Rammed Earth Walls – Oh, How I Love Thee!
I’ve written before (briefly) about my love for rammed earth walls and the beauty they bring to renovations and designs. I even suggested that they would become the next big thing.
For the uninitiated, rammed earth walls are a method of building walls in situ with a selected mixture of aggregates (gravel, earth sand, silt and clay) and a small amount of cement being “rammed” between 2 panels, moulds or formwork, gradually building one layer on top of another until the desired height is reached. When the formwork is removed it reveals a naturally textured surface that’s as beautiful to touch as they are to admire.
The renewed interest in rammed earth walls is not an accident, as they tick all the boxes for today’s socially and environmentally conscious designer; they have great thermal mass, they are strong and durable, they are sustainable, and they are great to look at as they have a natural warmth and beauty that speaks to the land and complements the natural environment.
These wondrous walls also offer the benefits of temperature and noise reduction, low maintenance, load bearing confidence, and they are fire-proof and pest resistant. Plus, there is the absolute pleasure of building with natural and environmentally sound materials.

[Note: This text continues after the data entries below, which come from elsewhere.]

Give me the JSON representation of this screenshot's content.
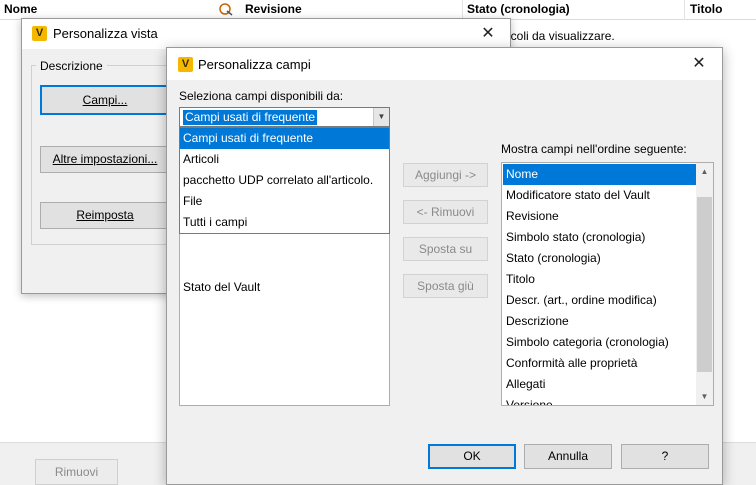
{
  "background": {
    "columns": [
      "Nome",
      "Revisione",
      "Stato (cronologia)",
      "Titolo"
    ],
    "body_text": "icoli da visualizzare.",
    "footer_button": "Rimuovi"
  },
  "dialog_vista": {
    "title": "Personalizza vista",
    "group_label": "Descrizione",
    "buttons": {
      "campi": "Campi...",
      "altre": "Altre impostazioni...",
      "reimposta": "Reimposta"
    }
  },
  "dialog_campi": {
    "title": "Personalizza campi",
    "select_label": "Seleziona campi disponibili da:",
    "combo_value": "Campi usati di frequente",
    "dropdown_options": [
      "Campi usati di frequente",
      "Articoli",
      "pacchetto UDP correlato all'articolo.",
      "File",
      "Tutti i campi"
    ],
    "left_list_visible_item": "Stato del Vault",
    "order_label": "Mostra campi nell'ordine seguente:",
    "ordered_fields": [
      "Nome",
      "Modificatore stato del Vault",
      "Revisione",
      "Simbolo stato (cronologia)",
      "Stato (cronologia)",
      "Titolo",
      "Descr. (art., ordine modifica)",
      "Descrizione",
      "Simbolo categoria (cronologia)",
      "Conformità alle proprietà",
      "Allegati",
      "Versione"
    ],
    "middle_buttons": {
      "aggiungi": "Aggiungi ->",
      "rimuovi": "<- Rimuovi",
      "sposta_su": "Sposta su",
      "sposta_giu": "Sposta giù"
    },
    "ok": "OK",
    "annulla": "Annulla",
    "help": "?"
  },
  "colors": {
    "selection": "#0078d7",
    "dialog_bg": "#f0f0f0",
    "app_icon": "#f4b800"
  },
  "icons": [
    "app-v-icon",
    "close-icon",
    "dropdown-arrow-icon",
    "scroll-up-icon",
    "scroll-down-icon",
    "revision-icon"
  ]
}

Fire Protection – The earth doesn’t burn, so these are perfect for areas of high fire danger, such as bush settings and leafy neighbourhoods.
Noise Reduction – They keep the noise out (or in) and so are perfect in high-traffic suburbs, between close dwellings, or rooms with different needs.
Durability and Strength – Immune to fire, termites and the weather, with modern technology and different mixes, they require little maintenance. Normally coated with an air-permeable sealer to increase longevity, they may require reseal every 10, 15, to 20 years, depending on components.
Thermal Mass – Today’s builds and renovations are all about building science, and rammed earth walls are aligned with that. The walls provide excellent protection from climate extremes with internal temperatures remaining stable; cooler in summer and warmer in winter. The wineries of Western Australia are famous for their rammed earth buildings.
Pest-Proof – While the Building Code of Australia hasn’t deemed it officially a termite barrier, there are no cavities to harbour pests, and nothing in the make-up of rammed earth supports them. Termite proofing can be strengthened by building on a cement slab.
Versatility – Rammed earth is suitable for commercial and domestic building, and can be integrated into many styles. Colours, textures and finishes are only governed by the aggregates used. Elements like reliefs, patterns and artworks can be incorporated, as well as arches and circular windows.
The Ancient History
Adding to the attraction of this wondrous building technique is its history; rammed earth construction has been around for thousands of years.
Perhaps one of the most famous builds in which rammed earth features in long stretches is the Great Wall of China. Originally built some 2,500 years ago, rammed earth and wood made up most of the wall. Throughout its history, emperor after emperor has updated and extended the wall, and today the wall is updated with brick, granite and even marble, with one surviving section of the ancient fort in Shandong province.
The ancient and magical Kasbahs of Morocco are another standout example of the durability and beauty of rammed earth architecture, and some of the buildings and city walls date back as far as 1062 BC.
In Spain, built on a plateau rising above the city of Granada, the impressive Alhambra palace (or fortress) was constructed between 1238 and 1358 BC.
Ancient Techniques for the Modern World
It’s poetic that the building, construction and design industry is looking to the ancient techniques of our global ancestors to adapt them for our sustainable living in the 21st century.
Earth construction, including rammed earth, is becoming a viable and, in some places, necessary way to solve housing and building cost issues. Some amazing examples being the colourful rammed earth walls of Ghana, the IHA Residence in Kerala, India, and Auroville Visitors Centre in Tamil Nadu, India.
In Australia, at this point, rammed earth building is costly, and it’s mostly prominent in Western Australia, including architect Paul O’Reilly’s Bush House in Margaret River. In Melbourne, a 1930s bungalow has been transformed into a stunning family home by a curved, rammed earth extension, by Stefan & Welsh architects.
I’m excited to see the advances in this area as environmentally-sound, yet beautiful reflections of nature add to the sustainability for home and building designs of the future.